▶ _Work order_:
From the records below, copy every line that contains the word "true".

▶ _Data supplied_:
________________
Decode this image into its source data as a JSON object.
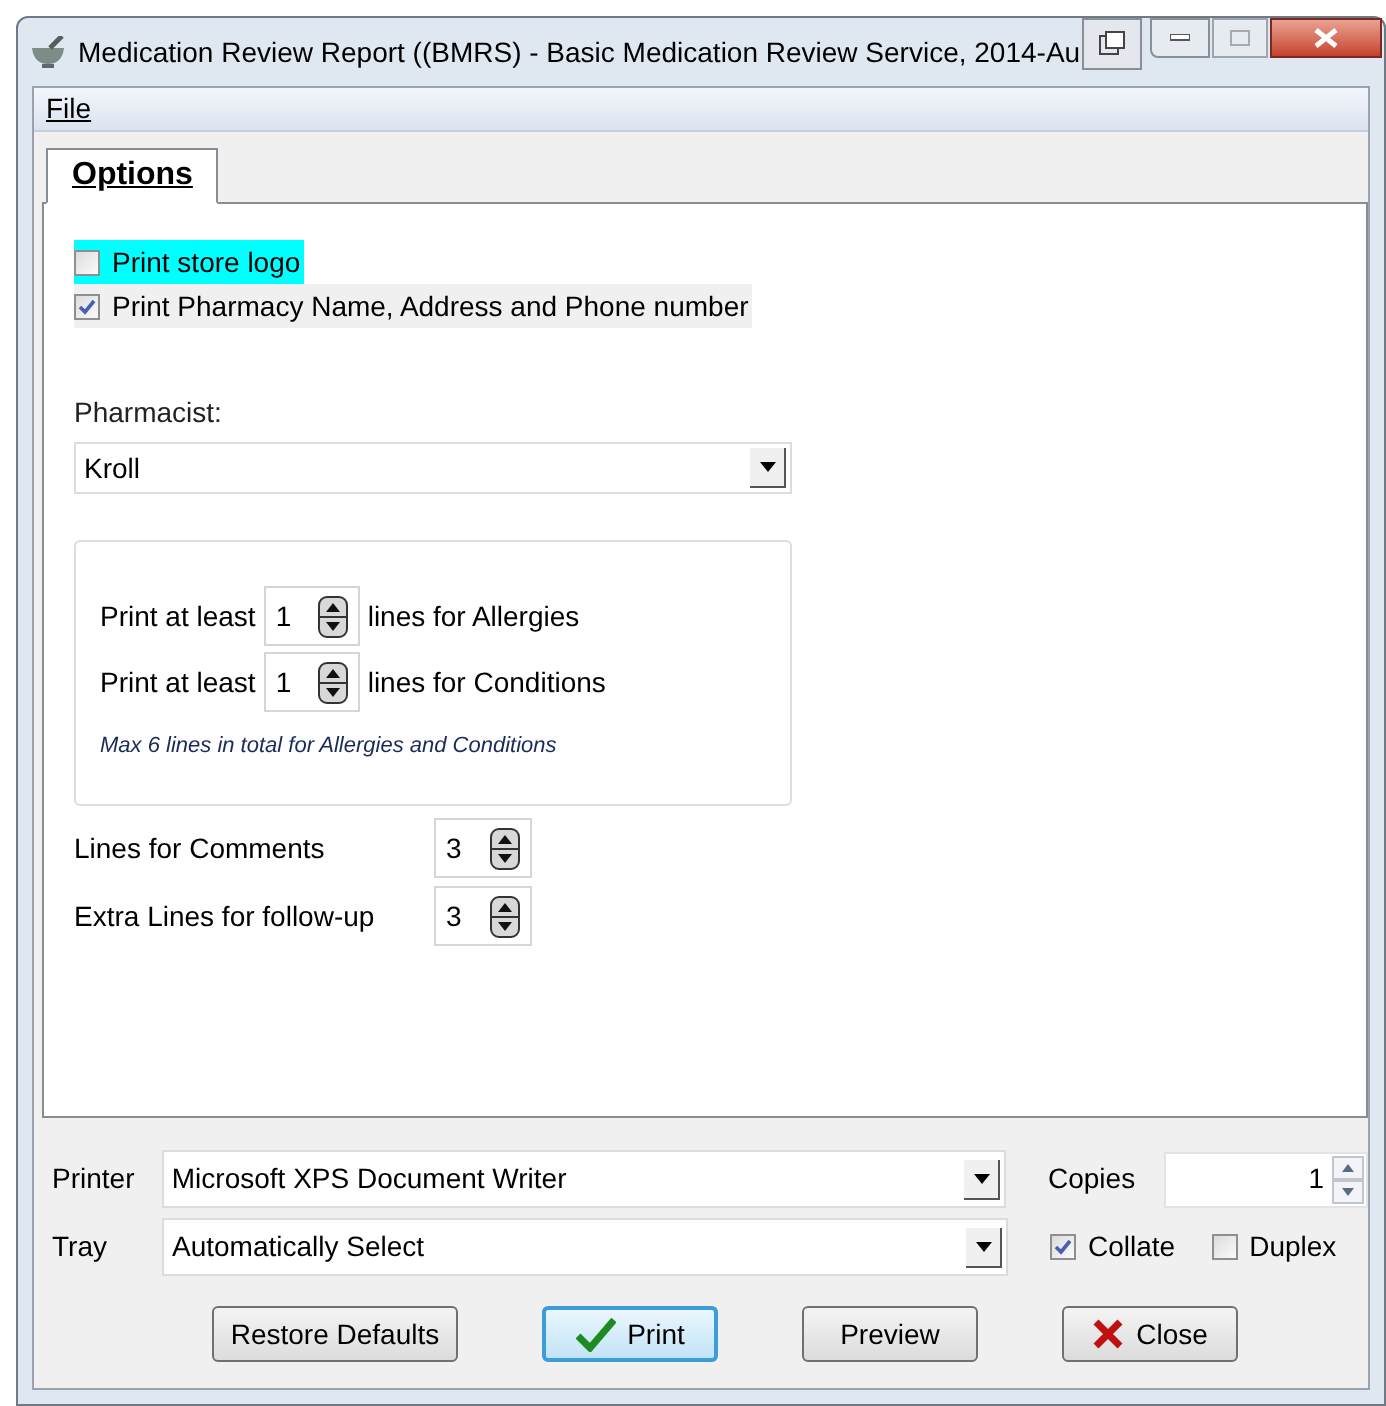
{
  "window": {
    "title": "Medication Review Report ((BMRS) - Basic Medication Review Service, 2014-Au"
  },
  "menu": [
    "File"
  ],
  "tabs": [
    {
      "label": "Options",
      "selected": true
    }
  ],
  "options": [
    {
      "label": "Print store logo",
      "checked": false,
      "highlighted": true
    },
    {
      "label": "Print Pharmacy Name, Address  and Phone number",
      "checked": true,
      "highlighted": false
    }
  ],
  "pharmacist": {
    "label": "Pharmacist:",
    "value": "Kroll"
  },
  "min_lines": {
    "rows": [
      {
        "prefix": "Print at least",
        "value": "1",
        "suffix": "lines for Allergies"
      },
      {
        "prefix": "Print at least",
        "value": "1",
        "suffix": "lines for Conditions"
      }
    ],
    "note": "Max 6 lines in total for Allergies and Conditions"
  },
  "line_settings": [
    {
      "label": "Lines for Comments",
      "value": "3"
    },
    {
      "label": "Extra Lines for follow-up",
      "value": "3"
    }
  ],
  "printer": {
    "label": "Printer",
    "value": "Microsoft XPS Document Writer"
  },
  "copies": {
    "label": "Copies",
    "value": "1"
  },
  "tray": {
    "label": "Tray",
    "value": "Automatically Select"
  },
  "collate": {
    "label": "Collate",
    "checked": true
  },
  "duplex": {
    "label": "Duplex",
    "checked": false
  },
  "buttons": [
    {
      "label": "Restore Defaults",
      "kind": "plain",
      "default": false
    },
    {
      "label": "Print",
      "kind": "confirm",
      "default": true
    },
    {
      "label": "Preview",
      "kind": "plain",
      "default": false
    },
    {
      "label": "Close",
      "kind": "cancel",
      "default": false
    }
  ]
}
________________
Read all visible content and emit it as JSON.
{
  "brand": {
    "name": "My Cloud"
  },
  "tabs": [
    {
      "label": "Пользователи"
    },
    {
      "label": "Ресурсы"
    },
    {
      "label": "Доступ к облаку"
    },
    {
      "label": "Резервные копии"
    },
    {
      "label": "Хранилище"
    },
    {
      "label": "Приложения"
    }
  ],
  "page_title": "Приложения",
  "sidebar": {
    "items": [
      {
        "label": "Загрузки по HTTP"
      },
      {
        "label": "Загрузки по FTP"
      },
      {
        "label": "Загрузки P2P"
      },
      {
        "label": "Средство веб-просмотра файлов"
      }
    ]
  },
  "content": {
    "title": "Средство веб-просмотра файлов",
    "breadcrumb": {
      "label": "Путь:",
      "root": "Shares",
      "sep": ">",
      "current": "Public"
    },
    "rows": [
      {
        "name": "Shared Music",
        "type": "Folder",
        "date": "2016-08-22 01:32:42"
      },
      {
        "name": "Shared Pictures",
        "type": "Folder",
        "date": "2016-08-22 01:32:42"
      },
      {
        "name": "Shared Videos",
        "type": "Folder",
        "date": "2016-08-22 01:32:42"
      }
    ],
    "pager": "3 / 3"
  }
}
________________
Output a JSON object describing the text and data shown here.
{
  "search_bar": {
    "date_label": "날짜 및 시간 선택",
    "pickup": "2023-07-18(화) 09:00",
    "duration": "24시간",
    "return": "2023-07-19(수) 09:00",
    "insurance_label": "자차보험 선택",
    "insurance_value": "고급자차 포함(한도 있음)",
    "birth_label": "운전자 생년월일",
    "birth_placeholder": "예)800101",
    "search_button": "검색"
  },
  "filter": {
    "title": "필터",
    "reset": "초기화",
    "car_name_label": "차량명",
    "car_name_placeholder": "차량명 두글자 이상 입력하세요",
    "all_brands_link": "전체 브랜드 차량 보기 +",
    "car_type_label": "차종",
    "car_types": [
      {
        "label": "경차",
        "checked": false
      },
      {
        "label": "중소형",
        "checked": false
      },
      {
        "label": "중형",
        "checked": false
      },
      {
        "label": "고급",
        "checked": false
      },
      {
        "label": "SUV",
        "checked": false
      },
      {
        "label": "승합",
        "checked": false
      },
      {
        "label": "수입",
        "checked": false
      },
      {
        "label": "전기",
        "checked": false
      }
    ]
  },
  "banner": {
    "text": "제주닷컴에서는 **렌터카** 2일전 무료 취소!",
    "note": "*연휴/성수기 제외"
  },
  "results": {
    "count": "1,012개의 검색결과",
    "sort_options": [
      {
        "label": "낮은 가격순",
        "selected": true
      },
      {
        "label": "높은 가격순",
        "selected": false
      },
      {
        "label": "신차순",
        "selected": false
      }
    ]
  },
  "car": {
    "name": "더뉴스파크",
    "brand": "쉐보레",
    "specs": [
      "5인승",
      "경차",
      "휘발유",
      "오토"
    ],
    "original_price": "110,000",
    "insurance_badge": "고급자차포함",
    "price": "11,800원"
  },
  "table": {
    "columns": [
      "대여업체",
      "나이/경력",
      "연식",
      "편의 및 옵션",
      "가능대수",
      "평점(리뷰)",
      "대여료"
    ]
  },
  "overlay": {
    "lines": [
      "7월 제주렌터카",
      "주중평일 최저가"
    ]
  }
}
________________
▶ _Solution to the problem_:
      "selected": true
      "highlighted": true
      "checked": true,
    "checked": true
      "default": true
        "selected": true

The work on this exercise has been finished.